#### MATERIAL SHOWN:
◆ ◆ ◆ ◆ ◆
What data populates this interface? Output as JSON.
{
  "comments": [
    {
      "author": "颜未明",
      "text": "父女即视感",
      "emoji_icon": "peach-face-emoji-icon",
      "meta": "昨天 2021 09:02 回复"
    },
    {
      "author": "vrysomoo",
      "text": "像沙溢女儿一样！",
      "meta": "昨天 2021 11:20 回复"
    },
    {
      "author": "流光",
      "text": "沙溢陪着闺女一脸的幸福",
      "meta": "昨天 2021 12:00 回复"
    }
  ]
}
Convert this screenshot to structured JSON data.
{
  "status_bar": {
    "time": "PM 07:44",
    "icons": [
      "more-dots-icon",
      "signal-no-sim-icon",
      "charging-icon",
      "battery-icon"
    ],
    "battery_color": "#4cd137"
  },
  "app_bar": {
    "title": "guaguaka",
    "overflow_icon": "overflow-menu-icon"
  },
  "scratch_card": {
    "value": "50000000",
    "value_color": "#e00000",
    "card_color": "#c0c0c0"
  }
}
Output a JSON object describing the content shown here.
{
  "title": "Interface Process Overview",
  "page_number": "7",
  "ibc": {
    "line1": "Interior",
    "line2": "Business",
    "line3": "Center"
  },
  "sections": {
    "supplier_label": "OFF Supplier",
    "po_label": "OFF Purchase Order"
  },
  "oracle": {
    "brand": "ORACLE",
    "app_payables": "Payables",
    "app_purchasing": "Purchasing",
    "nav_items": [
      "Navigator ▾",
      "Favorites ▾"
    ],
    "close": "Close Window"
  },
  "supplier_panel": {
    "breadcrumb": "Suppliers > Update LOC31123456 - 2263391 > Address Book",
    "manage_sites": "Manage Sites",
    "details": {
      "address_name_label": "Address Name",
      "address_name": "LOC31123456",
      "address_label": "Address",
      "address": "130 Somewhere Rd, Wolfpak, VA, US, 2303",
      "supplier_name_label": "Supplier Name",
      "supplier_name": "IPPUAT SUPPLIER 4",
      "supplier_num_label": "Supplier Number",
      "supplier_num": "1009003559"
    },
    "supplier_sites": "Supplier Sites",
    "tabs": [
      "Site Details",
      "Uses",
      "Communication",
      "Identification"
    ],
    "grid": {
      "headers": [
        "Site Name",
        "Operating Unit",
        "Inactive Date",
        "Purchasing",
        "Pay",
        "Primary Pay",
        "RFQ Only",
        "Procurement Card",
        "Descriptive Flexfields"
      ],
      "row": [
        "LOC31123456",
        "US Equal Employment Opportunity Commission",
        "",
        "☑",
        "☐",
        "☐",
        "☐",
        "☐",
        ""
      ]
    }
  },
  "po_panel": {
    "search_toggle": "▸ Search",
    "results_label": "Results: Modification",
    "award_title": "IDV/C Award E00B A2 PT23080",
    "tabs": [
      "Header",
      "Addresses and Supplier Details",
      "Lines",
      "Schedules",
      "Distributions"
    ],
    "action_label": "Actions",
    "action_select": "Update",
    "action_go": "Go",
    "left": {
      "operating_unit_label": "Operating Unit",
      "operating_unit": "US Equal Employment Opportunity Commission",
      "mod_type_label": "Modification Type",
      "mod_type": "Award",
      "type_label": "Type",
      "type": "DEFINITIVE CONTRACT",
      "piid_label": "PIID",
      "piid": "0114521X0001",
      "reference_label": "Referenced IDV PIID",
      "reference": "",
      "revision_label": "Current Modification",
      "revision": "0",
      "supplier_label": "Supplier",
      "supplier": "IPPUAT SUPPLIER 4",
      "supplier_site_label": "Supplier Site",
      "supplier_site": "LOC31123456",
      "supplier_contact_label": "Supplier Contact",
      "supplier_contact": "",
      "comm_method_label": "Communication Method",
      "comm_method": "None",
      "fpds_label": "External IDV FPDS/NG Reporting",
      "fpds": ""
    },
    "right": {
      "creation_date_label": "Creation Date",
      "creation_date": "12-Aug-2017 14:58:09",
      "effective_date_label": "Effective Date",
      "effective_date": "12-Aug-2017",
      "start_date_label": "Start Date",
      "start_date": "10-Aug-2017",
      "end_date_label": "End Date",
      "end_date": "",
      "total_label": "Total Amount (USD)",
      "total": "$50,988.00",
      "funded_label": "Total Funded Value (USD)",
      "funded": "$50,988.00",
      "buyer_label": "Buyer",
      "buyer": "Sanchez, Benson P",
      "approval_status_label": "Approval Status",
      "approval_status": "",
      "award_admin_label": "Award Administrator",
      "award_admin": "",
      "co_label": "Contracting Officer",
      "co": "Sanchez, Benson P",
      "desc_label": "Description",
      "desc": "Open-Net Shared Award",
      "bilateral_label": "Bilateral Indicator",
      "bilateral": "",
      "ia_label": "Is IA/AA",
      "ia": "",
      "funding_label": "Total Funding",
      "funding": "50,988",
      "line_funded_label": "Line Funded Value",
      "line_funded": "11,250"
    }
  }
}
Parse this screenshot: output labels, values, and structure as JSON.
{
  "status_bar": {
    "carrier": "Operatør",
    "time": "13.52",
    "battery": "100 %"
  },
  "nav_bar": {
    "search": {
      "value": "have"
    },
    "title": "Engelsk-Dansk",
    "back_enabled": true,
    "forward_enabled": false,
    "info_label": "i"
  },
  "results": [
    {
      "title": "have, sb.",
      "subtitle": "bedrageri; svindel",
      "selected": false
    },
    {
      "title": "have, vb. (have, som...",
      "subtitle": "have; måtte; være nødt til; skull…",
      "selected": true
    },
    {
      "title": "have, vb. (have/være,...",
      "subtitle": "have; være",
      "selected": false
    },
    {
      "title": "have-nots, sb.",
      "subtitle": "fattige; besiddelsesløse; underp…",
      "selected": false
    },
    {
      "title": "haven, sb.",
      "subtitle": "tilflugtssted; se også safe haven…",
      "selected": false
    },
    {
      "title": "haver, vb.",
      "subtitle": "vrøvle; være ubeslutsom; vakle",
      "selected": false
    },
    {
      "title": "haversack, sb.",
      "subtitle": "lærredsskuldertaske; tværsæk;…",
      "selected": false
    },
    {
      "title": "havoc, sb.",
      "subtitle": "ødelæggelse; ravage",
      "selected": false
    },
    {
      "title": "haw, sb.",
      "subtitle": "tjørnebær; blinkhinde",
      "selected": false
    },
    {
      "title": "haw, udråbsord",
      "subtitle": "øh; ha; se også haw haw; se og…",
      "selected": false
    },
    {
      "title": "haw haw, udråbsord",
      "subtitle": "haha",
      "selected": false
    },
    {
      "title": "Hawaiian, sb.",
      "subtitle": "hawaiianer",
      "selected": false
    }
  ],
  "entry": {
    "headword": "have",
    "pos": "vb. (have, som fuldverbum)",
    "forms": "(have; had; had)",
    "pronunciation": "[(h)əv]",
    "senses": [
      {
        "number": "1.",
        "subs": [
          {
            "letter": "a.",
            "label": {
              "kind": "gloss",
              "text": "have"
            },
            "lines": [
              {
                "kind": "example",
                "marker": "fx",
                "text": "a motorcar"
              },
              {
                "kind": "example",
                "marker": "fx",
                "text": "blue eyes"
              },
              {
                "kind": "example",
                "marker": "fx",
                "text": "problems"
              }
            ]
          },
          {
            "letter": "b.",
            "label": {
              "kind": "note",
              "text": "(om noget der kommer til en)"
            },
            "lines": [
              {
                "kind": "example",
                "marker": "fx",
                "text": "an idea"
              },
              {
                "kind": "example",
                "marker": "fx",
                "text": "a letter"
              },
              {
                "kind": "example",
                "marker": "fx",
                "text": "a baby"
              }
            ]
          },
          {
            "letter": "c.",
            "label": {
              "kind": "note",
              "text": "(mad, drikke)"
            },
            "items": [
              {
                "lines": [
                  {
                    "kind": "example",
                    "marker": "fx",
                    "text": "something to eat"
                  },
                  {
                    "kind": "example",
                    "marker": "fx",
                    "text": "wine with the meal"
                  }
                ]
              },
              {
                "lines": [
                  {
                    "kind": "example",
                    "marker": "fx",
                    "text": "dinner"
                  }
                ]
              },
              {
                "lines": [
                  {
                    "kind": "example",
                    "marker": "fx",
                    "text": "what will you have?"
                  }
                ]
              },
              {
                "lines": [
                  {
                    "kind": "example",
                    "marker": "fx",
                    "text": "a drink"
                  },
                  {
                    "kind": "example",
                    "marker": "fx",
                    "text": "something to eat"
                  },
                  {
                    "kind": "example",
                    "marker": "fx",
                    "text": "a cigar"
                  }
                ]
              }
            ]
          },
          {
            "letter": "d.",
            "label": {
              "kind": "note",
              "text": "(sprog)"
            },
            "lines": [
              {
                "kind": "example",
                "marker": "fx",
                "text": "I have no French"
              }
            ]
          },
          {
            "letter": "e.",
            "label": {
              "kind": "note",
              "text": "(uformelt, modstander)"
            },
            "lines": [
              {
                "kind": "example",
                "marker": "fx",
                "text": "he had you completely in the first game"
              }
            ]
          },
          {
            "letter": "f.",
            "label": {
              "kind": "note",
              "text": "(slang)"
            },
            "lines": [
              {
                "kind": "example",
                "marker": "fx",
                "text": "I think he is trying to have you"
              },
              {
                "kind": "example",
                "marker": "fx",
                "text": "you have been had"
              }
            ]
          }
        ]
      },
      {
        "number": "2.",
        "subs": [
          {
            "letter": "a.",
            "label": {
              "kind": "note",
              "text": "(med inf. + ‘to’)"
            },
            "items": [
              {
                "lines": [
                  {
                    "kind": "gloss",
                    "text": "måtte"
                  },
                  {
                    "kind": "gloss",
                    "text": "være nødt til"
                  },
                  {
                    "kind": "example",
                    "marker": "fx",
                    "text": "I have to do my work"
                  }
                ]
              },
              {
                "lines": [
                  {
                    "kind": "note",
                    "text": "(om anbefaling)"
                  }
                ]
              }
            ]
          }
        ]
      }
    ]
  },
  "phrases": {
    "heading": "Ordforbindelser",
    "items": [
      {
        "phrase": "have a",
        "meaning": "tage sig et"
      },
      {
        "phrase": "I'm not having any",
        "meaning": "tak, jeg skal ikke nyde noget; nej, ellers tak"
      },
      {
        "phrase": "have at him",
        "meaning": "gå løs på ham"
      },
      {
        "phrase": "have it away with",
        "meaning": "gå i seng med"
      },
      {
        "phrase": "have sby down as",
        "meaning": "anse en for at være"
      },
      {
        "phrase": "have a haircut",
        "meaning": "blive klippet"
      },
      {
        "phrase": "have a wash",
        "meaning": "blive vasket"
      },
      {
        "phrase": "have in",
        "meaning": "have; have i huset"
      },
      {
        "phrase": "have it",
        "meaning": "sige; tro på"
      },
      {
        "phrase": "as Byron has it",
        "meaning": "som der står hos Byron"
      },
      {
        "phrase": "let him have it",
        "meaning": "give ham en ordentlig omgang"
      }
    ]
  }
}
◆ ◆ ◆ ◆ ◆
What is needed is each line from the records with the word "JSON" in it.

What data populates this interface? Output as JSON.
Convert this screenshot to structured JSON data.
Output a JSON object describing the content shown here.
Parse this screenshot: output labels, values, and structure as JSON.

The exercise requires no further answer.